START DATA EXCERPTS

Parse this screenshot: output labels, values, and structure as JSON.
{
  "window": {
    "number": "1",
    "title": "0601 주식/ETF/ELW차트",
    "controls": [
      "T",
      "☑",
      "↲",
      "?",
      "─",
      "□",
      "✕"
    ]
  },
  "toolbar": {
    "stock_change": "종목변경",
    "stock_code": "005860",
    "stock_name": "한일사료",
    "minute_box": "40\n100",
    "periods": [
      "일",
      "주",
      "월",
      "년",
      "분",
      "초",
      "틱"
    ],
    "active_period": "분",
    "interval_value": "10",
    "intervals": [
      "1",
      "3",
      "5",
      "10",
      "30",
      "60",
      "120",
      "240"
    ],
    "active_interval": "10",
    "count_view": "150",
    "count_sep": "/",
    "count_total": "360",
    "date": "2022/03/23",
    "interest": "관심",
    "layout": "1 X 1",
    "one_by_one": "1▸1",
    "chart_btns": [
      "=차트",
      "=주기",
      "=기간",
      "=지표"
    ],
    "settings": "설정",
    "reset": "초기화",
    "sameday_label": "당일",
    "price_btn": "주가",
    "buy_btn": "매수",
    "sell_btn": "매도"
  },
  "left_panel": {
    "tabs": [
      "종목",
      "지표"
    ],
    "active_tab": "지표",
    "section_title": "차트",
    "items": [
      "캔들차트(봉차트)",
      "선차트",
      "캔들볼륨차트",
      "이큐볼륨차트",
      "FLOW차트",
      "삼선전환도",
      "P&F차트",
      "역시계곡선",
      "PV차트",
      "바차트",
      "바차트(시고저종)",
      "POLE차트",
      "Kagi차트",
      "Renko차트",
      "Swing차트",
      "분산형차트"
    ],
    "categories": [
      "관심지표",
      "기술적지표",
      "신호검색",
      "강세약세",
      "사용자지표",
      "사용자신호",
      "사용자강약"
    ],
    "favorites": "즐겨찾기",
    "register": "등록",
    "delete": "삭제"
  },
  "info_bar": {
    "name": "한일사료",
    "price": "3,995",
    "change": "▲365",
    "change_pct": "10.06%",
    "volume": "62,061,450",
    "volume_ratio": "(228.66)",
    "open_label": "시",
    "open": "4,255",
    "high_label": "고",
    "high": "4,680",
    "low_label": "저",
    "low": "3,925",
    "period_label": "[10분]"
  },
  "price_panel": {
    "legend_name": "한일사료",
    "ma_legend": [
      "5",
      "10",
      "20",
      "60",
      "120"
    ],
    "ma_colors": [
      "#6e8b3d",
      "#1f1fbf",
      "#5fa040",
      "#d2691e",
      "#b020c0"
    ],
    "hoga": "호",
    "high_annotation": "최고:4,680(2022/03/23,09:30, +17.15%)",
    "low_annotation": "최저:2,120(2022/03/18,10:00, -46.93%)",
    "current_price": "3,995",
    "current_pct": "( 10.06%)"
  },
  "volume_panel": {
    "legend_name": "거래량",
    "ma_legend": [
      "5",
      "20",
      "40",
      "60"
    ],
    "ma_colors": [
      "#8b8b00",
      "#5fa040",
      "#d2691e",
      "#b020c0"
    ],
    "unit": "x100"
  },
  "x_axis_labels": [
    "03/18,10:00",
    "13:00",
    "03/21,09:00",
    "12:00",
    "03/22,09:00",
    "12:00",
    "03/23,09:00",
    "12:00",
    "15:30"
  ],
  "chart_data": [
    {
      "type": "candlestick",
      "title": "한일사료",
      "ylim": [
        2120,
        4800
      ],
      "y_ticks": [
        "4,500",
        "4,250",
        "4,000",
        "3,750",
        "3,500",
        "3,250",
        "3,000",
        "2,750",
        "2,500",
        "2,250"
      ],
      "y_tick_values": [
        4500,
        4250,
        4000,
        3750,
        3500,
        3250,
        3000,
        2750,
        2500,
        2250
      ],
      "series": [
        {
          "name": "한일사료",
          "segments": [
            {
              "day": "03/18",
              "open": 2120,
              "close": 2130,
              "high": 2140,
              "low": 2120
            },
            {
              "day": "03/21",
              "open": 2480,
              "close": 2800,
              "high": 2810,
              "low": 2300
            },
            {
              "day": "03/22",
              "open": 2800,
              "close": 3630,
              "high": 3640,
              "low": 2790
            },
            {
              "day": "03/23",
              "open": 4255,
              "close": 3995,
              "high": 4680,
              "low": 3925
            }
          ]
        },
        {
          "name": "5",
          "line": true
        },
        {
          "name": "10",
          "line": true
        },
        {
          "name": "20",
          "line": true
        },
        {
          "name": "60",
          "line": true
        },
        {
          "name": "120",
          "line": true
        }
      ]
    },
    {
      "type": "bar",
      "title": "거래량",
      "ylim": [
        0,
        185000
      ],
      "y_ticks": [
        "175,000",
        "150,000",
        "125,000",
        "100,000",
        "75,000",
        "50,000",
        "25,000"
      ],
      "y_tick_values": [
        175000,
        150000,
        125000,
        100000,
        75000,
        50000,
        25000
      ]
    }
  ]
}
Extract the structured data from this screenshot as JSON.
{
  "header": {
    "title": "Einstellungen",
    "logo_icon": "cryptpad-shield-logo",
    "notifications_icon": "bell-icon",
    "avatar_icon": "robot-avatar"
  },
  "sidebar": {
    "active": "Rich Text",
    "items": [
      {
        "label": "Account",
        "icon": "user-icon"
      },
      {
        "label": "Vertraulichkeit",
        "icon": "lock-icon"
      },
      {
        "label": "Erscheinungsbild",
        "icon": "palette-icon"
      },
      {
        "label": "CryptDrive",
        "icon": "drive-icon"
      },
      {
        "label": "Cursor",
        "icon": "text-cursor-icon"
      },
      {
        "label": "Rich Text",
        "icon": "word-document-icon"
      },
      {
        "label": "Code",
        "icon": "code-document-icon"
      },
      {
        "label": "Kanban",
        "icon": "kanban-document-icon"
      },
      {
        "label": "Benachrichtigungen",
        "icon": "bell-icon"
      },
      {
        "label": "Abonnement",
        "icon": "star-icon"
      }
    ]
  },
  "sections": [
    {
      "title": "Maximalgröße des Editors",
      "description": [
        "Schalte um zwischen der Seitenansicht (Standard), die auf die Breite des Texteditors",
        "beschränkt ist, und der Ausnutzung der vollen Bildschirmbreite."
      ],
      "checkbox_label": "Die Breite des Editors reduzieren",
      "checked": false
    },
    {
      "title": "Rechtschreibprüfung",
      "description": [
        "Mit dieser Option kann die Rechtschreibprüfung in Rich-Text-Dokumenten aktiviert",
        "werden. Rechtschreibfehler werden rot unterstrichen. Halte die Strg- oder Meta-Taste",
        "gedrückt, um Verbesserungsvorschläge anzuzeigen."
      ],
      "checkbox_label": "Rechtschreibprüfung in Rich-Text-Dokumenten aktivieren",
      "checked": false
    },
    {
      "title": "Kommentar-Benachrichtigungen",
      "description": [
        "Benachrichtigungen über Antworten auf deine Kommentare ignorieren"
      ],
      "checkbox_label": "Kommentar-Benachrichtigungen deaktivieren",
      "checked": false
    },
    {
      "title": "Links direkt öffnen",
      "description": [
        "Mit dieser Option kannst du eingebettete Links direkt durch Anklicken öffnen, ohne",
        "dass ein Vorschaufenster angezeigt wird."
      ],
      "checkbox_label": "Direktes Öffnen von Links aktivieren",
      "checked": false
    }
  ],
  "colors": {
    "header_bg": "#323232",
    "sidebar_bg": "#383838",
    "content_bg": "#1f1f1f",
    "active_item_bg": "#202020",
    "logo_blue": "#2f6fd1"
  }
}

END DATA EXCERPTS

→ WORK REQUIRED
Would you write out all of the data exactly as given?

→ FINAL ANSWER
Parse this screenshot: output labels, values, and structure as JSON.
{
  "window": {
    "number": "1",
    "title": "0601 주식/ETF/ELW차트",
    "controls": [
      "T",
      "☑",
      "↲",
      "?",
      "─",
      "□",
      "✕"
    ]
  },
  "toolbar": {
    "stock_change": "종목변경",
    "stock_code": "005860",
    "stock_name": "한일사료",
    "minute_box": "40\n100",
    "periods": [
      "일",
      "주",
      "월",
      "년",
      "분",
      "초",
      "틱"
    ],
    "active_period": "분",
    "interval_value": "10",
    "intervals": [
      "1",
      "3",
      "5",
      "10",
      "30",
      "60",
      "120",
      "240"
    ],
    "active_interval": "10",
    "count_view": "150",
    "count_sep": "/",
    "count_total": "360",
    "date": "2022/03/23",
    "interest": "관심",
    "layout": "1 X 1",
    "one_by_one": "1▸1",
    "chart_btns": [
      "=차트",
      "=주기",
      "=기간",
      "=지표"
    ],
    "settings": "설정",
    "reset": "초기화",
    "sameday_label": "당일",
    "price_btn": "주가",
    "buy_btn": "매수",
    "sell_btn": "매도"
  },
  "left_panel": {
    "tabs": [
      "종목",
      "지표"
    ],
    "active_tab": "지표",
    "section_title": "차트",
    "items": [
      "캔들차트(봉차트)",
      "선차트",
      "캔들볼륨차트",
      "이큐볼륨차트",
      "FLOW차트",
      "삼선전환도",
      "P&F차트",
      "역시계곡선",
      "PV차트",
      "바차트",
      "바차트(시고저종)",
      "POLE차트",
      "Kagi차트",
      "Renko차트",
      "Swing차트",
      "분산형차트"
    ],
    "categories": [
      "관심지표",
      "기술적지표",
      "신호검색",
      "강세약세",
      "사용자지표",
      "사용자신호",
      "사용자강약"
    ],
    "favorites": "즐겨찾기",
    "register": "등록",
    "delete": "삭제"
  },
  "info_bar": {
    "name": "한일사료",
    "price": "3,995",
    "change": "▲365",
    "change_pct": "10.06%",
    "volume": "62,061,450",
    "volume_ratio": "(228.66)",
    "open_label": "시",
    "open": "4,255",
    "high_label": "고",
    "high": "4,680",
    "low_label": "저",
    "low": "3,925",
    "period_label": "[10분]"
  },
  "price_panel": {
    "legend_name": "한일사료",
    "ma_legend": [
      "5",
      "10",
      "20",
      "60",
      "120"
    ],
    "ma_colors": [
      "#6e8b3d",
      "#1f1fbf",
      "#5fa040",
      "#d2691e",
      "#b020c0"
    ],
    "hoga": "호",
    "high_annotation": "최고:4,680(2022/03/23,09:30, +17.15%)",
    "low_annotation": "최저:2,120(2022/03/18,10:00, -46.93%)",
    "current_price": "3,995",
    "current_pct": "( 10.06%)"
  },
  "volume_panel": {
    "legend_name": "거래량",
    "ma_legend": [
      "5",
      "20",
      "40",
      "60"
    ],
    "ma_colors": [
      "#8b8b00",
      "#5fa040",
      "#d2691e",
      "#b020c0"
    ],
    "unit": "x100"
  },
  "x_axis_labels": [
    "03/18,10:00",
    "13:00",
    "03/21,09:00",
    "12:00",
    "03/22,09:00",
    "12:00",
    "03/23,09:00",
    "12:00",
    "15:30"
  ],
  "chart_data": [
    {
      "type": "candlestick",
      "title": "한일사료",
      "ylim": [
        2120,
        4800
      ],
      "y_ticks": [
        "4,500",
        "4,250",
        "4,000",
        "3,750",
        "3,500",
        "3,250",
        "3,000",
        "2,750",
        "2,500",
        "2,250"
      ],
      "y_tick_values": [
        4500,
        4250,
        4000,
        3750,
        3500,
        3250,
        3000,
        2750,
        2500,
        2250
      ],
      "series": [
        {
          "name": "한일사료",
          "segments": [
            {
              "day": "03/18",
              "open": 2120,
              "close": 2130,
              "high": 2140,
              "low": 2120
            },
            {
              "day": "03/21",
              "open": 2480,
              "close": 2800,
              "high": 2810,
              "low": 2300
            },
            {
              "day": "03/22",
              "open": 2800,
              "close": 3630,
              "high": 3640,
              "low": 2790
            },
            {
              "day": "03/23",
              "open": 4255,
              "close": 3995,
              "high": 4680,
              "low": 3925
            }
          ]
        },
        {
          "name": "5",
          "line": true
        },
        {
          "name": "10",
          "line": true
        },
        {
          "name": "20",
          "line": true
        },
        {
          "name": "60",
          "line": true
        },
        {
          "name": "120",
          "line": true
        }
      ]
    },
    {
      "type": "bar",
      "title": "거래량",
      "ylim": [
        0,
        185000
      ],
      "y_ticks": [
        "175,000",
        "150,000",
        "125,000",
        "100,000",
        "75,000",
        "50,000",
        "25,000"
      ],
      "y_tick_values": [
        175000,
        150000,
        125000,
        100000,
        75000,
        50000,
        25000
      ]
    }
  ]
}
Extract the structured data from this screenshot as JSON.
{
  "header": {
    "title": "Einstellungen",
    "logo_icon": "cryptpad-shield-logo",
    "notifications_icon": "bell-icon",
    "avatar_icon": "robot-avatar"
  },
  "sidebar": {
    "active": "Rich Text",
    "items": [
      {
        "label": "Account",
        "icon": "user-icon"
      },
      {
        "label": "Vertraulichkeit",
        "icon": "lock-icon"
      },
      {
        "label": "Erscheinungsbild",
        "icon": "palette-icon"
      },
      {
        "label": "CryptDrive",
        "icon": "drive-icon"
      },
      {
        "label": "Cursor",
        "icon": "text-cursor-icon"
      },
      {
        "label": "Rich Text",
        "icon": "word-document-icon"
      },
      {
        "label": "Code",
        "icon": "code-document-icon"
      },
      {
        "label": "Kanban",
        "icon": "kanban-document-icon"
      },
      {
        "label": "Benachrichtigungen",
        "icon": "bell-icon"
      },
      {
        "label": "Abonnement",
        "icon": "star-icon"
      }
    ]
  },
  "sections": [
    {
      "title": "Maximalgröße des Editors",
      "description": [
        "Schalte um zwischen der Seitenansicht (Standard), die auf die Breite des Texteditors",
        "beschränkt ist, und der Ausnutzung der vollen Bildschirmbreite."
      ],
      "checkbox_label": "Die Breite des Editors reduzieren",
      "checked": false
    },
    {
      "title": "Rechtschreibprüfung",
      "description": [
        "Mit dieser Option kann die Rechtschreibprüfung in Rich-Text-Dokumenten aktiviert",
        "werden. Rechtschreibfehler werden rot unterstrichen. Halte die Strg- oder Meta-Taste",
        "gedrückt, um Verbesserungsvorschläge anzuzeigen."
      ],
      "checkbox_label": "Rechtschreibprüfung in Rich-Text-Dokumenten aktivieren",
      "checked": false
    },
    {
      "title": "Kommentar-Benachrichtigungen",
      "description": [
        "Benachrichtigungen über Antworten auf deine Kommentare ignorieren"
      ],
      "checkbox_label": "Kommentar-Benachrichtigungen deaktivieren",
      "checked": false
    },
    {
      "title": "Links direkt öffnen",
      "description": [
        "Mit dieser Option kannst du eingebettete Links direkt durch Anklicken öffnen, ohne",
        "dass ein Vorschaufenster angezeigt wird."
      ],
      "checkbox_label": "Direktes Öffnen von Links aktivieren",
      "checked": false
    }
  ],
  "colors": {
    "header_bg": "#323232",
    "sidebar_bg": "#383838",
    "content_bg": "#1f1f1f",
    "active_item_bg": "#202020",
    "logo_blue": "#2f6fd1"
  }
}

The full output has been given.